While delivering OP Jindal lecture at Brown University, the former RBI governor said the uncertainty about the overall economic vision at the top rungs is causing deep distress in the Indian economy
Former Reserve Bank of India governor Raghuram Rajan has said that India's fiscal deficit 'conceals' a lot and is probably pushing the country to the brink of a 'worrisome' situation.
While delivering OP Jindal lecture at Brown University, the former RBI governor said the uncertainty about the overall economic vision at the top rungs is causing deep distress in the Indian economy. "India has slowed considerably from the go-go years before the financial crisis, but even from the 9% growth in the first quarter of 2016."
According to a report in The Print, Rajan said, “India is losing its economic way, in part because it is centralising power without a persuasive economic vision. We risk wasting the demographic dividend,” he said.
India’s growth dipped to a six-year low of 5% in the April-June quarter and is likely to be at 5.3% in the July-September quarter.
The Index of Industrial Production numbers that came out on Friday saw August clocking the lowest figures in seven years, a negative growth of 1.1%.
Moody’s recently cut India’s GDP forecast for 2019-20 to 5.8% from the earlier estimate of 6.2%, attributing it to the deceleration of an investment-led slowdown that has broadened into consumption, driven by financial stress among rural households and weak job creation.
RBI had last week cut the country’s growth forecast for FY20 to 6.1% from 6.8% estimated earlier.
The former central bank governor said the slide can be traced back to "legacy problems that haven't been solved." Even with the country's failing financial sector and a power sector that still needs immediate aid, Rajan said the real problem is that India hasn't been able to figure out "new sources of growth."

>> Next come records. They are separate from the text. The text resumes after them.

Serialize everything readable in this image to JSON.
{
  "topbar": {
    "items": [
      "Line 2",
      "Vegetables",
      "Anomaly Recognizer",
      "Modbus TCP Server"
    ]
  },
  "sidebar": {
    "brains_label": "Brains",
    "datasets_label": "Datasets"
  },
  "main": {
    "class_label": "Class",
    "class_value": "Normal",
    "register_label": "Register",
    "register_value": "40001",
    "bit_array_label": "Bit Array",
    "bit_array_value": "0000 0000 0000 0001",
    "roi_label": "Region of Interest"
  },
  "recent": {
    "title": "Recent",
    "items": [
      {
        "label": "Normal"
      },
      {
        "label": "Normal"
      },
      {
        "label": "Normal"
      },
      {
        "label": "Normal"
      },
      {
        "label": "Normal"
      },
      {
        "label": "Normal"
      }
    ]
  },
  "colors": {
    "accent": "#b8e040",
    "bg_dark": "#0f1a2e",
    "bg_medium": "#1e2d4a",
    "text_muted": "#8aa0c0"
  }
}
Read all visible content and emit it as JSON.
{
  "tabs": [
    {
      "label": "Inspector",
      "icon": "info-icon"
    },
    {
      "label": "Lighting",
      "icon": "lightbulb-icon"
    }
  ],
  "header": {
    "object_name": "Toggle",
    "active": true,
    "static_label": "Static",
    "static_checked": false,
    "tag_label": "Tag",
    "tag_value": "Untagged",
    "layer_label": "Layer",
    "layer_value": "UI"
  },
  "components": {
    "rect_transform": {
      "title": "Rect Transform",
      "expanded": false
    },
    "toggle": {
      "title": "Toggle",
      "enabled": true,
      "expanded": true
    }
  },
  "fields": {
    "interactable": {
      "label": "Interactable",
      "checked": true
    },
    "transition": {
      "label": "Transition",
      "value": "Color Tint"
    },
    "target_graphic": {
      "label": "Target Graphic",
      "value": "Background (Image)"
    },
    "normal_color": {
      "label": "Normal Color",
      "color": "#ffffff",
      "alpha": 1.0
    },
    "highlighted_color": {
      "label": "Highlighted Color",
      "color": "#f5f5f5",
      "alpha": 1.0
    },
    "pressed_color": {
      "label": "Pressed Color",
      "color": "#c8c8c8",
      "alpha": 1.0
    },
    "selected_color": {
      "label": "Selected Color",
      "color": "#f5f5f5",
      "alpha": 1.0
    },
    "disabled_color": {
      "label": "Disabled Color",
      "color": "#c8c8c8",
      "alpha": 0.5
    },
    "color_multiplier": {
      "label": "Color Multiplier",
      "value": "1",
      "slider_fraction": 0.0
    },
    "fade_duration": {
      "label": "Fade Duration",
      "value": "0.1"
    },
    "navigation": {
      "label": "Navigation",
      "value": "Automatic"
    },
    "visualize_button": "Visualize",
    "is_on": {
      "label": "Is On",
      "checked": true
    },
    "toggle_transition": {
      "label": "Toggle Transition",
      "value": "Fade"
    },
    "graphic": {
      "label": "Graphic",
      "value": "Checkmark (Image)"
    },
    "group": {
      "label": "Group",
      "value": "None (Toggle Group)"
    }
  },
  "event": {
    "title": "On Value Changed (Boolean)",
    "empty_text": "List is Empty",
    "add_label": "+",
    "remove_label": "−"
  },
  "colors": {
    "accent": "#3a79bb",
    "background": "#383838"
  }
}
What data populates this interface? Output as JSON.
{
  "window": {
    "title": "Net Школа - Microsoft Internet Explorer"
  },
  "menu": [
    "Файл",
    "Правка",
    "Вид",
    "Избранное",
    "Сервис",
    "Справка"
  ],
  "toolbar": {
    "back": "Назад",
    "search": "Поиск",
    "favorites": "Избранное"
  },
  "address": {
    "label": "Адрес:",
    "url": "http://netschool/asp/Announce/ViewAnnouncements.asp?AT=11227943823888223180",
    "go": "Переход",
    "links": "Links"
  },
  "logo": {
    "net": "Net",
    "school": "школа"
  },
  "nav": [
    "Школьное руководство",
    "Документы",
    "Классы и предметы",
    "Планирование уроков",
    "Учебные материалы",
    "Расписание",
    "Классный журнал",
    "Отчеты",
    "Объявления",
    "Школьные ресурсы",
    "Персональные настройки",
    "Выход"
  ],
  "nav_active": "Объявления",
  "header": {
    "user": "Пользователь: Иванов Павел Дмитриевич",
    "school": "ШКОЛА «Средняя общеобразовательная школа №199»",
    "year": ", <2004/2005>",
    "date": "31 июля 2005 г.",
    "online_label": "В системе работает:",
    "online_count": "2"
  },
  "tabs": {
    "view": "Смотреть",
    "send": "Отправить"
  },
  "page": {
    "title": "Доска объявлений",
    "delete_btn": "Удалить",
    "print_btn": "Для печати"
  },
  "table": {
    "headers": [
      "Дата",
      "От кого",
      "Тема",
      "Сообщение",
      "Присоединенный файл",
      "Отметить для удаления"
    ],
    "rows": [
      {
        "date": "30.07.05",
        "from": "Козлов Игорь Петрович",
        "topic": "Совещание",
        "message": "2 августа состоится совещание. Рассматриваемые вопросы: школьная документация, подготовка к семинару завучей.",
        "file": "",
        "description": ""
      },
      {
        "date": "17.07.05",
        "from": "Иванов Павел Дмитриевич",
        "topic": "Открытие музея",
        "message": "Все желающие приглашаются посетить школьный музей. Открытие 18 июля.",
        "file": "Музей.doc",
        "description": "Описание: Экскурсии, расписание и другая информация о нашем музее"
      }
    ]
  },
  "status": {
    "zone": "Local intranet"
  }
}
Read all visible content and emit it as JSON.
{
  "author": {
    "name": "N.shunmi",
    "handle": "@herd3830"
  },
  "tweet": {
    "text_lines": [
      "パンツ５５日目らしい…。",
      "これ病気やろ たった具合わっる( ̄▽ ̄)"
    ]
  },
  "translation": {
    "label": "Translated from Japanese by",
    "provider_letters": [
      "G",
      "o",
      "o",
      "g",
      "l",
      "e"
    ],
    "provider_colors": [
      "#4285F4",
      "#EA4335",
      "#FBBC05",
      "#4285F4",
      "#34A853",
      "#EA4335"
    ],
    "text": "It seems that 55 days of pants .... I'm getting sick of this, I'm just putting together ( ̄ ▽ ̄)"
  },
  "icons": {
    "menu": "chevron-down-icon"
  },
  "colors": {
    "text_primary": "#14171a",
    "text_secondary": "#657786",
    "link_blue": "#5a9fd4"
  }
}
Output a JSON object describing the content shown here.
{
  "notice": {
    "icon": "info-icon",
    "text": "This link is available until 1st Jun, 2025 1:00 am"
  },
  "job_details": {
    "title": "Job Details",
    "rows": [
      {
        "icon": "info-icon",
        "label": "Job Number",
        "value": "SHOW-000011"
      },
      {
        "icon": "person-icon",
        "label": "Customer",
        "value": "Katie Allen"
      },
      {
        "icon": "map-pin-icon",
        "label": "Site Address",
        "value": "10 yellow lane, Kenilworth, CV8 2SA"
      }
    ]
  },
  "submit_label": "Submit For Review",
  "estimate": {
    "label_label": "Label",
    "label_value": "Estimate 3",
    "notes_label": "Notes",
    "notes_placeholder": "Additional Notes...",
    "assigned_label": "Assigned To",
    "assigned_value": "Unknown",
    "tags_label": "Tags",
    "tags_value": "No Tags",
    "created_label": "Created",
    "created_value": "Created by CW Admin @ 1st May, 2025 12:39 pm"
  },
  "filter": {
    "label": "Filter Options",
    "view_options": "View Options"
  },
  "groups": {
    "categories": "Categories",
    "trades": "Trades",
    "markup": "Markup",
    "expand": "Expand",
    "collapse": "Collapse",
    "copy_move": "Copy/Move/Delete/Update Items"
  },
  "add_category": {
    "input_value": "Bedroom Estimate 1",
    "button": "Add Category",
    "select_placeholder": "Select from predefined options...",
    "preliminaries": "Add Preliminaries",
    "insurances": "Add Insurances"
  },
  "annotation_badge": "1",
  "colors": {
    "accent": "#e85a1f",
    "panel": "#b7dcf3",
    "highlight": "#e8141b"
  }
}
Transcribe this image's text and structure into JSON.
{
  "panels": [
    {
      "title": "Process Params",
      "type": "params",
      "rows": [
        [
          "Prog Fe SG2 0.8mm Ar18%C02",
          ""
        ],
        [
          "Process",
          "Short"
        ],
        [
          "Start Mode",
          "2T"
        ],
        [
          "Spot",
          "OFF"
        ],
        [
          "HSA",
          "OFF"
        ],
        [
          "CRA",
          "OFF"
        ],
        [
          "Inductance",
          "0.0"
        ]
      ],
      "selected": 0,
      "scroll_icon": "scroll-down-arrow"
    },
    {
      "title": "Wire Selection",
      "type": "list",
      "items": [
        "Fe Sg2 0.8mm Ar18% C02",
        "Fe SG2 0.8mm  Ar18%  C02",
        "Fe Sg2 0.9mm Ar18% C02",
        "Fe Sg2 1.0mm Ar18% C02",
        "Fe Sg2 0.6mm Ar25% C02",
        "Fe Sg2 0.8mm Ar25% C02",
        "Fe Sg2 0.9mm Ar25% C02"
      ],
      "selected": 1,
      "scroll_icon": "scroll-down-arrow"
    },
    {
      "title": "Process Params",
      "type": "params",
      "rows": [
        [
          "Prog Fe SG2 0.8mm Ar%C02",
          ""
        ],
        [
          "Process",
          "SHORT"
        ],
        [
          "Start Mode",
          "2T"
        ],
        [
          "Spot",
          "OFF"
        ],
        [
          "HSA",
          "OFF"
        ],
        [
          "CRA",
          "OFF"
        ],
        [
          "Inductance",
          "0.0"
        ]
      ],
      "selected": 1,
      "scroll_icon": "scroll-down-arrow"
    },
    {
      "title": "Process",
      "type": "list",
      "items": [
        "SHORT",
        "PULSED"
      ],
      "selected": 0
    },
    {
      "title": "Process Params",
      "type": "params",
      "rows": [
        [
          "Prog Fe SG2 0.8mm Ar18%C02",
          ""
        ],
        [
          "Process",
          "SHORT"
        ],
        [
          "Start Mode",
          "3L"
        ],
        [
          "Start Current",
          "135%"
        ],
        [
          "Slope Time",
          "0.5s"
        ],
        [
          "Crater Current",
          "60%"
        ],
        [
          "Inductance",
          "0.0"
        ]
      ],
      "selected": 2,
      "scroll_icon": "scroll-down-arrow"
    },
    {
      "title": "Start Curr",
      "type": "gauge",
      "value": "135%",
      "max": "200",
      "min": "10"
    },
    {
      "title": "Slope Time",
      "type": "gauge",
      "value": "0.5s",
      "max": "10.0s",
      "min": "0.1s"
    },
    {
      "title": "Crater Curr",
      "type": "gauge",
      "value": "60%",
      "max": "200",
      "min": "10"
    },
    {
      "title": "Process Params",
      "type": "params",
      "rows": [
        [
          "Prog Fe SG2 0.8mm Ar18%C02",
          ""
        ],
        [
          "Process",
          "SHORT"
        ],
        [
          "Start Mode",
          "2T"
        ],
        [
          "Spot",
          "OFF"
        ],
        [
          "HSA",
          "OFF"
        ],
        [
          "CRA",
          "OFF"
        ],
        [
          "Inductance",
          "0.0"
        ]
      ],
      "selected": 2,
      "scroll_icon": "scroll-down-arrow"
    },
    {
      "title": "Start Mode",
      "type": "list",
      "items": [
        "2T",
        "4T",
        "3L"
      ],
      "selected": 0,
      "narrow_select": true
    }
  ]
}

"India's financial stress should be seen as a symptom, rather than a sole cause," he said.
Raghuram Rajan attributed this slump to fall in investment, consumption, exports and the NBFC crisis, but said there were two major tipping points, an "ill-conceived demonetisation and the poorly executed GST roll-out."
Citing the example of demonetisation, the former governor blamed the centralised way the government made decisions, saying, "bold ideas by the top come out of the blue, and are not tested broadly, which can be seriously problematic."
“The sequence of demonetisation and GST was essentially the straw that seems to have broken the Indian economy’s back because it came at a point when the Indian economy was already relatively weak,” he said.
Rajan said the Modi government was more focussed on public welfare and distribution, instead of growth. However, he pointed out the difficulties in spending for such schemes during a time when revenue was clearly taking a big hit. "Something's got to give," he said.
"India has become too big an economy to run from the top, and recent experience has shown that it simply doesn't work," Rajan said.